Top of DATA TO EXAMINE
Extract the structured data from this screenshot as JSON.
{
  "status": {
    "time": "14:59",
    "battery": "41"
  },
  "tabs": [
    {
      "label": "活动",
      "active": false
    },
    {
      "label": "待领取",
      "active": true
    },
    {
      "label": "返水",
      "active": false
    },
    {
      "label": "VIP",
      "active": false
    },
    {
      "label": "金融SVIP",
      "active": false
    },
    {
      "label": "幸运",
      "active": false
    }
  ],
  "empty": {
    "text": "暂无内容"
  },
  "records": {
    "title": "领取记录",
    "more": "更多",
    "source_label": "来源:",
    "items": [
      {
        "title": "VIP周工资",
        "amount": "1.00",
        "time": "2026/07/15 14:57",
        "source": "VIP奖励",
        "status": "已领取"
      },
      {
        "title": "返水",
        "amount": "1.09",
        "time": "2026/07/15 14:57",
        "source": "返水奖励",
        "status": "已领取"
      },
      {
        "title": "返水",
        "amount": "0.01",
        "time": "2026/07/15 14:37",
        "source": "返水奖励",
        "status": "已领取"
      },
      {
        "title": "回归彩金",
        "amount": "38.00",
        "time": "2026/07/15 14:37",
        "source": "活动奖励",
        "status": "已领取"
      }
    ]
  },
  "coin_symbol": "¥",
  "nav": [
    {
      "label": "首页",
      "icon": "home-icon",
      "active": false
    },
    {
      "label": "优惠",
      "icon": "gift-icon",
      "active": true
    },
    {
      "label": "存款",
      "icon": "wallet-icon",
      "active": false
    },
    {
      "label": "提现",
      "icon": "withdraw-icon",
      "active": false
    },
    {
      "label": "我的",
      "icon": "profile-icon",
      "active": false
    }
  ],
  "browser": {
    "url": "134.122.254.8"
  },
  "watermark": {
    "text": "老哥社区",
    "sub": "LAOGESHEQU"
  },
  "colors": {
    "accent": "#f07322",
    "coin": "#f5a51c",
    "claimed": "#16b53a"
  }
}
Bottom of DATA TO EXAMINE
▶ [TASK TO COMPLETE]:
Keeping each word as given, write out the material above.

▶ [THE COMPLETED TASK]:
Extract the structured data from this screenshot as JSON.
{
  "status": {
    "time": "14:59",
    "battery": "41"
  },
  "tabs": [
    {
      "label": "活动",
      "active": false
    },
    {
      "label": "待领取",
      "active": true
    },
    {
      "label": "返水",
      "active": false
    },
    {
      "label": "VIP",
      "active": false
    },
    {
      "label": "金融SVIP",
      "active": false
    },
    {
      "label": "幸运",
      "active": false
    }
  ],
  "empty": {
    "text": "暂无内容"
  },
  "records": {
    "title": "领取记录",
    "more": "更多",
    "source_label": "来源:",
    "items": [
      {
        "title": "VIP周工资",
        "amount": "1.00",
        "time": "2026/07/15 14:57",
        "source": "VIP奖励",
        "status": "已领取"
      },
      {
        "title": "返水",
        "amount": "1.09",
        "time": "2026/07/15 14:57",
        "source": "返水奖励",
        "status": "已领取"
      },
      {
        "title": "返水",
        "amount": "0.01",
        "time": "2026/07/15 14:37",
        "source": "返水奖励",
        "status": "已领取"
      },
      {
        "title": "回归彩金",
        "amount": "38.00",
        "time": "2026/07/15 14:37",
        "source": "活动奖励",
        "status": "已领取"
      }
    ]
  },
  "coin_symbol": "¥",
  "nav": [
    {
      "label": "首页",
      "icon": "home-icon",
      "active": false
    },
    {
      "label": "优惠",
      "icon": "gift-icon",
      "active": true
    },
    {
      "label": "存款",
      "icon": "wallet-icon",
      "active": false
    },
    {
      "label": "提现",
      "icon": "withdraw-icon",
      "active": false
    },
    {
      "label": "我的",
      "icon": "profile-icon",
      "active": false
    }
  ],
  "browser": {
    "url": "134.122.254.8"
  },
  "watermark": {
    "text": "老哥社区",
    "sub": "LAOGESHEQU"
  },
  "colors": {
    "accent": "#f07322",
    "coin": "#f5a51c",
    "claimed": "#16b53a"
  }
}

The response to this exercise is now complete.